I’ve even been published in Lancaster University Flash Journal, where my poem was the editors choice for the new edition. I wrote that poem from a free write I did for my own enjoyment, which I think is what made it such a good piece. I had no expectations for it, I didn’t go into writing it wanting it to be perfect or publishable, I was just having a bit of fun playing with rhymes, and I only submitted it to Flash after getting a good reception for it at a Open Mic night. Open Mic’s have really helped to boost my confidence in my writing, I’ve attended the bi-weekly Poetry Cafe events on Campus, and last Thursday went to the Writers Society open mic. The poetry I’ve read at these events I did, in a small way, write for the events, or at least the open mic nights served as pressure cooking deadlines for my redrafting.

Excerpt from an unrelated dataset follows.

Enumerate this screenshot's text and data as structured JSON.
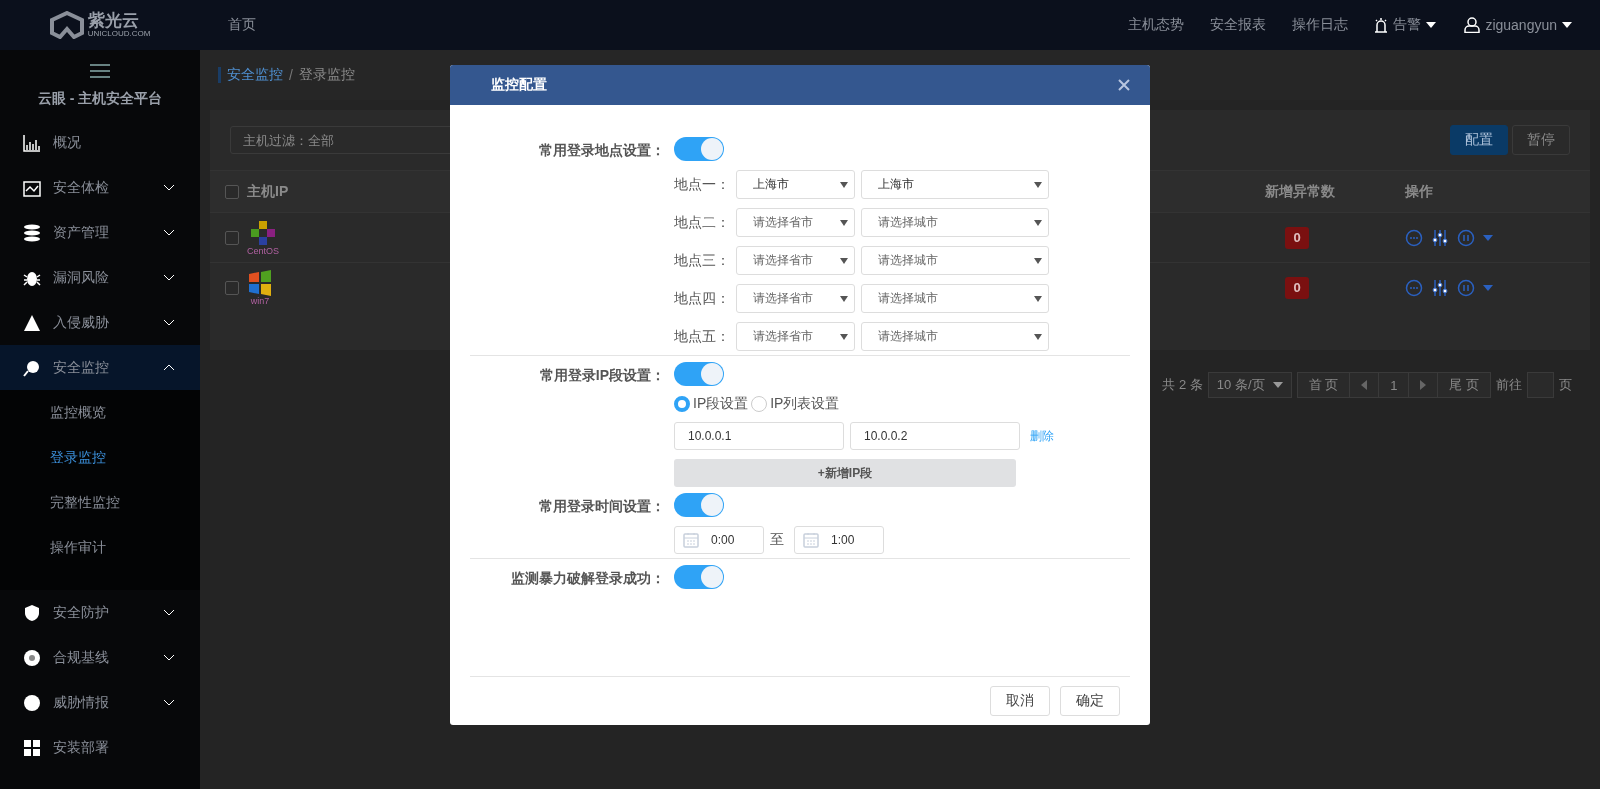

It’s been important to me to write for myself first and other people second. I used to love writing so much and I did feel a little lost when I felt like I couldn’t write like I used to, but now I feel like I’ve combined the rate at which I used to write with a bit more skill and critical understanding of the writing process. I read more variously now than I did five years ago, which contrary to teen-aged me’s idea that reading too much of other people’s work would make my work too much like theirs, has actually made my writing more original. I have a wider pool of reference for ideas now, and reading creative imagery and metaphors has pushed me to write more creatively.
Most of all for my change in writing-heart over the last couple of months I’m going to give a big shout out to the Lancaster University Writers Society. Critiquing other people’s work in a completely stress free way (unlike my 1st year creative writing seminar) has given me a lot more confidence when redrafting my own writing. Helping other people with their writing has helped me with mine, I feel inspired by other people’s confidence and creativity in a way I haven’t felt since I first listened to The Smiths when I was 13. (And the members are all a bunch of bants).